IFRS Foundation’s World Standard-setters Conference 2022: a summary
Delegates from national and regional accounting standard-setters around the world came together in person for the first time since 2019, to Canary Wharf, London, for the IFRS Foundation’s 2022 World Standard-setters Conference on 26-27 September.
It was also the first time that the Conference heard updates from both the International Accounting Standards Board (IASB) and the International Sustainability Standards Board (ISSB).
More than 100 delegates from 60 organisations attended in person and online.
Below is a summary of the plenary sessions, which are available to watch here.
Andreas Barckow, Chair of the IASB, and Nili Shah, IASB Executive Technical Director, gave an update on the IASB’s work in the past year and its 22 active projects.
They spoke in detail about:
the outcomes of the Third Agenda Consultation, published in July;
the status of the Management Commentary project;
progress in projects including Business Combinations under Common Control, Goodwill and Impairment, Financial Instruments with Characteristics of Equity, Dynamic Risk Management and Lease Liability in Sale and Leaseback; and
the role and learning process around post-implementation reviews.
Emmanuel Faber, Chair of the ISSB, spoke for the first time at the conference about the ISSB’s work to develop a global baseline of sustainability disclosures.
He gave an update on the significant progress that has been made both at an institutional level and in the technical work.
All 14 ISSB members have been appointed, creating a highly qualified standard-setting board with a blend of professional expertise and from a range of geographies, enabling the board to consider decisions from multiple angles.
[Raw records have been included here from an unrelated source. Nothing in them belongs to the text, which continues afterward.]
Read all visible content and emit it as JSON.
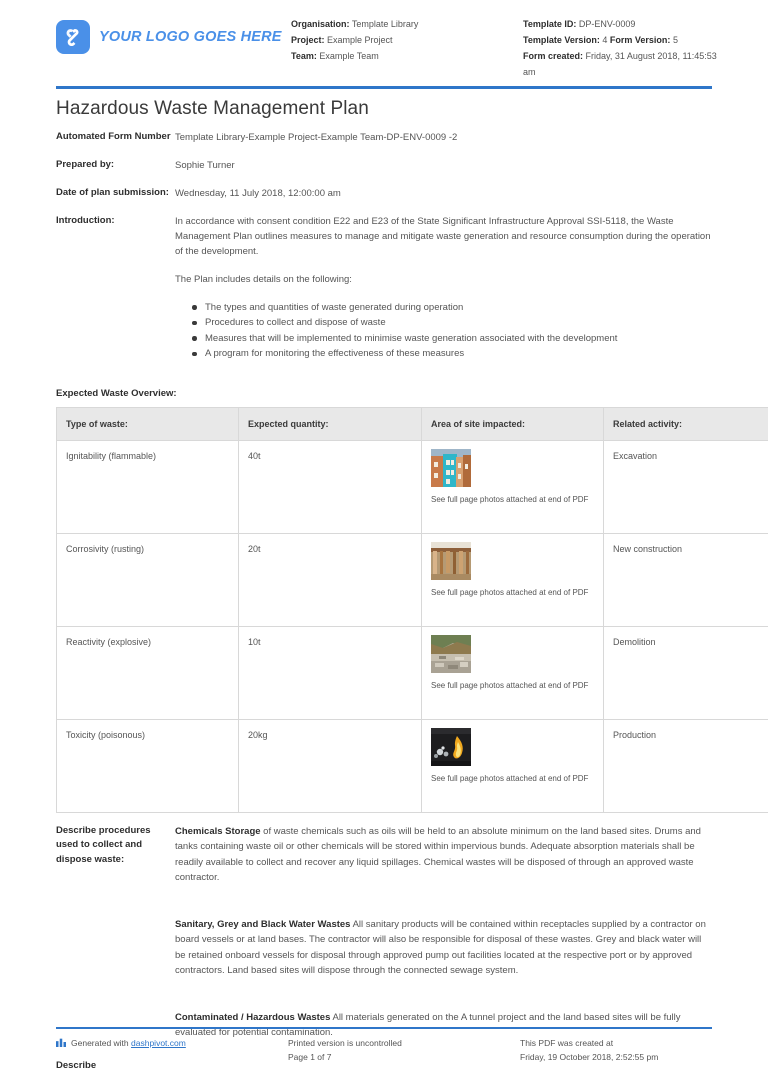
{
  "header": {
    "logo_text": "YOUR LOGO GOES HERE",
    "logo_icon": "dashpivot-logo-icon",
    "accent_color": "#2f76c9",
    "logo_color": "#4a90e8",
    "meta_left": [
      {
        "label": "Organisation:",
        "value": "Template Library"
      },
      {
        "label": "Project:",
        "value": "Example Project"
      },
      {
        "label": "Team:",
        "value": "Example Team"
      }
    ],
    "meta_right": [
      {
        "label": "Template ID:",
        "value": "DP-ENV-0009"
      },
      {
        "label": "Template Version:",
        "value": "4",
        "label2": "Form Version:",
        "value2": "5"
      },
      {
        "label": "Form created:",
        "value": "Friday, 31 August 2018, 11:45:53 am"
      }
    ]
  },
  "title": "Hazardous Waste Management Plan",
  "fields": {
    "form_number_label": "Automated Form Number",
    "form_number_value": "Template Library-Example Project-Example Team-DP-ENV-0009   -2",
    "prepared_by_label": "Prepared by:",
    "prepared_by_value": "Sophie Turner",
    "date_label": "Date of plan submission:",
    "date_value": "Wednesday, 11 July 2018, 12:00:00 am",
    "introduction_label": "Introduction:",
    "introduction_p1": "In accordance with consent condition E22 and E23 of the State Significant Infrastructure Approval SSI-5118, the Waste Management Plan outlines measures to manage and mitigate waste generation and resource consumption during the operation of the development.",
    "introduction_p2": "The Plan includes details on the following:",
    "introduction_bullets": [
      "The types and quantities of waste generated during operation",
      "Procedures to collect and dispose of waste",
      "Measures that will be implemented to minimise waste generation associated with the development",
      "A program for monitoring the effectiveness of these measures"
    ]
  },
  "table": {
    "heading": "Expected Waste Overview:",
    "columns": [
      "Type of waste:",
      "Expected quantity:",
      "Area of site impacted:",
      "Related activity:"
    ],
    "photo_caption": "See full page photos attached at end of PDF",
    "rows": [
      {
        "type": "Ignitability (flammable)",
        "quantity": "40t",
        "photo": "colourful-buildings-photo",
        "activity": "Excavation"
      },
      {
        "type": "Corrosivity (rusting)",
        "quantity": "20t",
        "photo": "rusting-timber-photo",
        "activity": "New construction"
      },
      {
        "type": "Reactivity (explosive)",
        "quantity": "10t",
        "photo": "demolition-rubble-photo",
        "activity": "Demolition"
      },
      {
        "type": "Toxicity (poisonous)",
        "quantity": "20kg",
        "photo": "flame-production-photo",
        "activity": "Production"
      }
    ]
  },
  "procedures": {
    "label": "Describe procedures used to collect and dispose waste:",
    "paragraphs": [
      {
        "heading": "Chemicals Storage",
        "text": " of waste chemicals such as oils will be held to an absolute minimum on the land based sites. Drums and tanks containing waste oil or other chemicals will be stored within impervious bunds. Adequate absorption materials shall be readily available to collect and recover any liquid spillages. Chemical wastes will be disposed of through an approved waste contractor."
      },
      {
        "heading": "Sanitary, Grey and Black Water Wastes",
        "text": " All sanitary products will be contained within receptacles supplied by a contractor on board vessels or at land bases. The contractor will also be responsible for disposal of these wastes. Grey and black water will be retained onboard vessels for disposal through approved pump out facilities located at the respective port or by approved contractors. Land based sites will dispose through the connected sewage system."
      },
      {
        "heading": "Contaminated / Hazardous Wastes",
        "text": " All materials generated on the A tunnel project and the land based sites will be fully evaluated for potential contamination."
      }
    ],
    "tail_label": "Describe"
  },
  "footer": {
    "generated_prefix": "Generated with ",
    "generated_link": "dashpivot.com",
    "printed_line1": "Printed version is uncontrolled",
    "printed_line2": "Page 1 of 7",
    "created_line1": "This PDF was created at",
    "created_line2": "Friday, 19 October 2018, 2:52:55 pm",
    "chart_icon": "bar-chart-icon"
  }
}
He highlighted the importance of working with national and regional standard-setters and how the ISSB is working with jurisdictions to ensure its Standards are interoperable with jurisdiction-specific requirements.
He said that the ISSB’s aim is to complete its discussions on the feedback to its consultation on the first two proposed IFRS Sustainability Disclosure Standards, with the view to issue the final Standards for adoption as early as possible in 2023.
IFRS for SMEs Accounting Standard consultation
Later on in the conference, the project team for the Second Comprehensive Review of the IFRS for SMEs Accounting Standard discussed the recently published consultation to update the Standard, including why it is being done and its scope. The deadline for comments is 7 March 2023.
The current consultation covers proposals to amend the IFRS for SMEs Accounting Standard to reflect improvements that have been made in IFRS Accounting Standards (in the scope of the second comprehensive review) while keeping the Standard simple.
They also discussed how this Standard interacted with another project in the IASB work plan: Subsidiaries without Public Accountability: Disclosures.
Primary Financial Statements
Day two began with a progress update and a deep-dive into the details of the Primary Financial Statements project.
This project proposes to improve how information is communicated in the financial statements, with a focus on information in the statement of profit or loss.
The details of each proposal were delved into. The main proposals are additional defined subtotals in the profit or loss statement, disclosures on Management Performance Measures and strengthening requirements for disaggregating information.
Outreach activities are also going to take place to see if the proposals will work in practice with stakeholders.
Feedback on the proposed IFRS Sustainability Disclosures Standards
The last plenary session of the conference was an overview of the feedback on the consultation on the first two IFRS Sustainability Disclosure Standards—one on climate-related disclosures and one on general sustainability-related disclosures.
The ISSB received more than 1,400 comment letters to its consultation and has undertaken more than 400 outreach meetings during the consultation period. The feedback to the consultation shows there is widespread interest in the ISSB’s work and broad support for its proposals.